- [WHAT TO WORK ON]: Show the lines below where "badge" occurs.

- [PROVIDED INFORMATION]:

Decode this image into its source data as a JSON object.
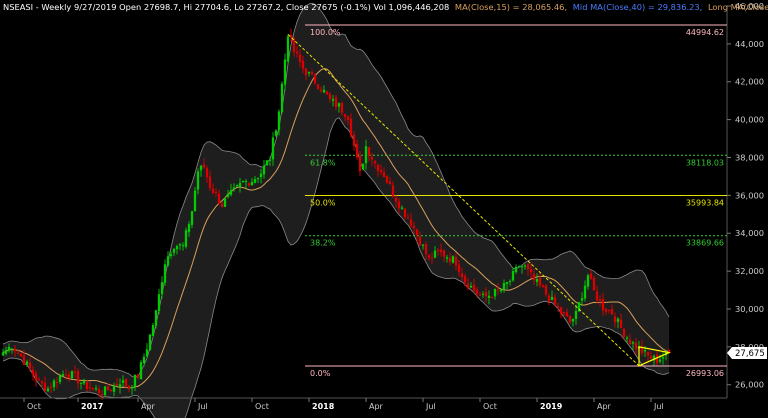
{
  "header": {
    "symbol_info": "NSEASI - Weekly 9/27/2019 Open 27698.7, Hi 27704.6, Lo 27267.2, Close 27675 (-0.1%) Vol 1,096,446,208",
    "ma15_text": "MA(Close,15) = 28,065.46,",
    "ma40_text": "Mid MA(Close,40) = 29,836.23,",
    "ma100_text": "Long MA(Close,100) = 34,"
  },
  "colors": {
    "background": "#000000",
    "up": "#00cc00",
    "down": "#dd0000",
    "ma": "#d9a05b",
    "band": "#8a8a8a",
    "fib_top": "#ffb6c1",
    "fib_618": "#33cc33",
    "fib_50": "#e6e600",
    "fib_382": "#33cc33",
    "fib_zero": "#ffb6c1",
    "trend": "#e6e600",
    "triangle": "#ffff00",
    "axis_text": "#cccccc",
    "last_box_bg": "#ffffff"
  },
  "chart_data": {
    "type": "candlestick",
    "yrange": [
      25300,
      46000
    ],
    "yticks": [
      26000,
      28000,
      30000,
      32000,
      34000,
      36000,
      38000,
      40000,
      42000,
      44000,
      46000
    ],
    "ytick_labels": [
      "26,000",
      "28,000",
      "30,000",
      "32,000",
      "34,000",
      "36,000",
      "38,000",
      "40,000",
      "42,000",
      "44,000",
      "46,000"
    ],
    "xticks": [
      "Oct",
      "2017",
      "Apr",
      "Jul",
      "Oct",
      "2018",
      "Apr",
      "Jul",
      "Oct",
      "2019",
      "Apr",
      "Jul"
    ],
    "bold_xticks": [
      "2017",
      "2018",
      "2019"
    ],
    "last_close": 27675,
    "last_close_label": "27,675",
    "fib_levels": [
      {
        "name": "top",
        "pct": "100.0%",
        "value": 44994.62,
        "value_label": "44994.62",
        "color_key": "fib_top"
      },
      {
        "name": "618",
        "pct": "61.8%",
        "value": 38118.03,
        "value_label": "38118.03",
        "color_key": "fib_618"
      },
      {
        "name": "50",
        "pct": "50.0%",
        "value": 35993.84,
        "value_label": "35993.84",
        "color_key": "fib_50"
      },
      {
        "name": "382",
        "pct": "38.2%",
        "value": 33869.66,
        "value_label": "33869.66",
        "color_key": "fib_382"
      },
      {
        "name": "zero",
        "pct": "0.0%",
        "value": 26993.06,
        "value_label": "26993.06",
        "color_key": "fib_zero"
      }
    ],
    "close_anchors": [
      [
        0,
        27700
      ],
      [
        3,
        28100
      ],
      [
        6,
        27500
      ],
      [
        9,
        26800
      ],
      [
        12,
        26100
      ],
      [
        15,
        25800
      ],
      [
        18,
        26300
      ],
      [
        21,
        26700
      ],
      [
        24,
        26400
      ],
      [
        27,
        26000
      ],
      [
        30,
        25800
      ],
      [
        33,
        25600
      ],
      [
        36,
        25800
      ],
      [
        39,
        26200
      ],
      [
        42,
        25900
      ],
      [
        45,
        26500
      ],
      [
        48,
        28000
      ],
      [
        51,
        29800
      ],
      [
        54,
        32500
      ],
      [
        57,
        33400
      ],
      [
        60,
        33300
      ],
      [
        63,
        35200
      ],
      [
        65,
        37300
      ],
      [
        67,
        37500
      ],
      [
        69,
        36500
      ],
      [
        71,
        36000
      ],
      [
        73,
        35500
      ],
      [
        75,
        35900
      ],
      [
        77,
        36200
      ],
      [
        80,
        36700
      ],
      [
        83,
        36800
      ],
      [
        86,
        37200
      ],
      [
        89,
        38000
      ],
      [
        92,
        40500
      ],
      [
        94,
        43200
      ],
      [
        95,
        44600
      ],
      [
        97,
        43600
      ],
      [
        100,
        42700
      ],
      [
        103,
        42200
      ],
      [
        106,
        41700
      ],
      [
        109,
        41000
      ],
      [
        112,
        40700
      ],
      [
        115,
        40200
      ],
      [
        117,
        38600
      ],
      [
        119,
        37100
      ],
      [
        121,
        38600
      ],
      [
        124,
        37700
      ],
      [
        127,
        37100
      ],
      [
        130,
        36100
      ],
      [
        133,
        35300
      ],
      [
        136,
        34600
      ],
      [
        139,
        33600
      ],
      [
        142,
        32600
      ],
      [
        145,
        33000
      ],
      [
        148,
        32800
      ],
      [
        151,
        32500
      ],
      [
        154,
        31500
      ],
      [
        157,
        31000
      ],
      [
        160,
        30600
      ],
      [
        163,
        30800
      ],
      [
        166,
        31000
      ],
      [
        169,
        31500
      ],
      [
        172,
        32300
      ],
      [
        174,
        32200
      ],
      [
        177,
        31500
      ],
      [
        180,
        31000
      ],
      [
        183,
        30400
      ],
      [
        186,
        29800
      ],
      [
        189,
        29300
      ],
      [
        191,
        29700
      ],
      [
        193,
        30800
      ],
      [
        195,
        31800
      ],
      [
        197,
        30900
      ],
      [
        200,
        30100
      ],
      [
        203,
        29800
      ],
      [
        206,
        29000
      ],
      [
        209,
        28300
      ],
      [
        212,
        27900
      ],
      [
        215,
        27500
      ],
      [
        218,
        27300
      ],
      [
        220,
        27500
      ],
      [
        222,
        27675
      ]
    ],
    "trend_line": [
      [
        95,
        44500
      ],
      [
        212,
        27000
      ]
    ],
    "triangle": [
      [
        212,
        27000
      ],
      [
        222,
        27700
      ],
      [
        212,
        28000
      ]
    ]
  }
}
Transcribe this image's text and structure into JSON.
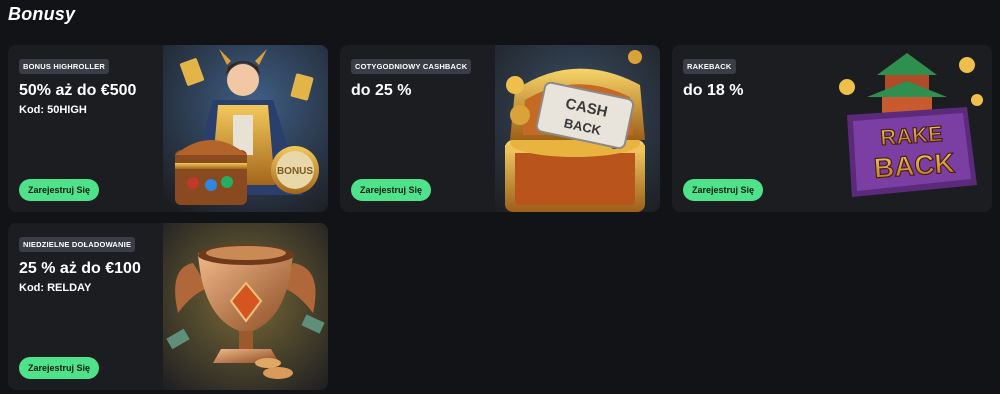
{
  "page": {
    "title": "Bonusy"
  },
  "cards": [
    {
      "badge": "BONUS HIGHROLLER",
      "offer": "50% aż do €500",
      "code": "Kod: 50HIGH",
      "cta": "Zarejestruj Się",
      "art_icon": "hero-with-treasure-chest-icon",
      "art_text": "BONUS"
    },
    {
      "badge": "COTYGODNIOWY CASHBACK",
      "offer": "do 25 %",
      "code": "",
      "cta": "Zarejestruj Się",
      "art_icon": "cashback-treasure-chest-icon",
      "art_text_1": "CASH",
      "art_text_2": "BACK"
    },
    {
      "badge": "RAKEBACK",
      "offer": "do 18 %",
      "code": "",
      "cta": "Zarejestruj Się",
      "art_icon": "rakeback-temple-logo-icon",
      "art_text_1": "RAKE",
      "art_text_2": "BACK"
    },
    {
      "badge": "NIEDZIELNE DOŁADOWANIE",
      "offer": "25 % aż do €100",
      "code": "Kod: RELDAY",
      "cta": "Zarejestruj Się",
      "art_icon": "golden-trophy-with-coins-icon"
    }
  ],
  "colors": {
    "background": "#121316",
    "card": "#1c1d21",
    "badge": "#3a3d45",
    "cta": "#4ee38b",
    "gold": "#d9a23a"
  }
}
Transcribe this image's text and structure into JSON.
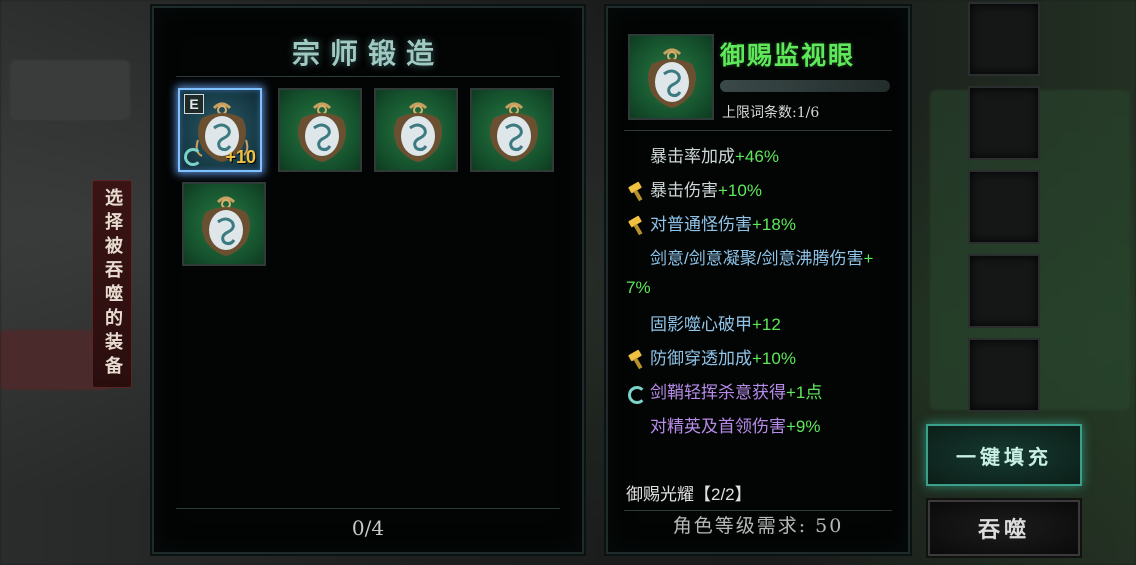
{
  "forge_panel": {
    "title": "宗师锻造",
    "count": "0/4",
    "selected_slot": {
      "badge": "E",
      "level": "10"
    }
  },
  "side_tab": {
    "label": "选择被吞噬的装备"
  },
  "item_detail": {
    "name": "御赐监视眼",
    "limit_label": "上限词条数:1/6",
    "stats": [
      {
        "icon": "none",
        "name": "暴击率加成",
        "value": "+46%"
      },
      {
        "icon": "hammer-icon",
        "name": "暴击伤害",
        "value": "+10%"
      },
      {
        "icon": "hammer-icon",
        "name": "对普通怪伤害",
        "value": "+18%"
      },
      {
        "icon": "none",
        "name": "剑意/剑意凝聚/剑意沸腾伤害",
        "value": "+"
      },
      {
        "icon": "none",
        "name": "",
        "value": "7%"
      },
      {
        "icon": "none",
        "name": "固影噬心破甲",
        "value": "+12"
      },
      {
        "icon": "hammer-icon",
        "name": "防御穿透加成",
        "value": "+10%"
      },
      {
        "icon": "refresh-icon",
        "name": "剑鞘轻挥杀意获得",
        "value": "+1点"
      },
      {
        "icon": "none",
        "name": "对精英及首领伤害",
        "value": "+9%"
      }
    ],
    "set_bonus": "御赐光耀【2/2】",
    "requirement": "角色等级需求: 50"
  },
  "buttons": {
    "fill": "一键填充",
    "devour": "吞噬"
  },
  "colors": {
    "item_name": "#5ee85a",
    "stat_value": "#5ee85a",
    "title_glow": "#9fc9c2",
    "selected_border": "#7fc0ff",
    "fill_button_border": "#3aa08a"
  }
}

- [OUTPUT]:
      "badge": "BONUS HIGHROLLER",
      "badge": "COTYGODNIOWY CASHBACK",
      "badge": "RAKEBACK",
      "badge": "NIEDZIELNE DOŁADOWANIE",
    "badge": "#3a3d45",
      "badge": "E",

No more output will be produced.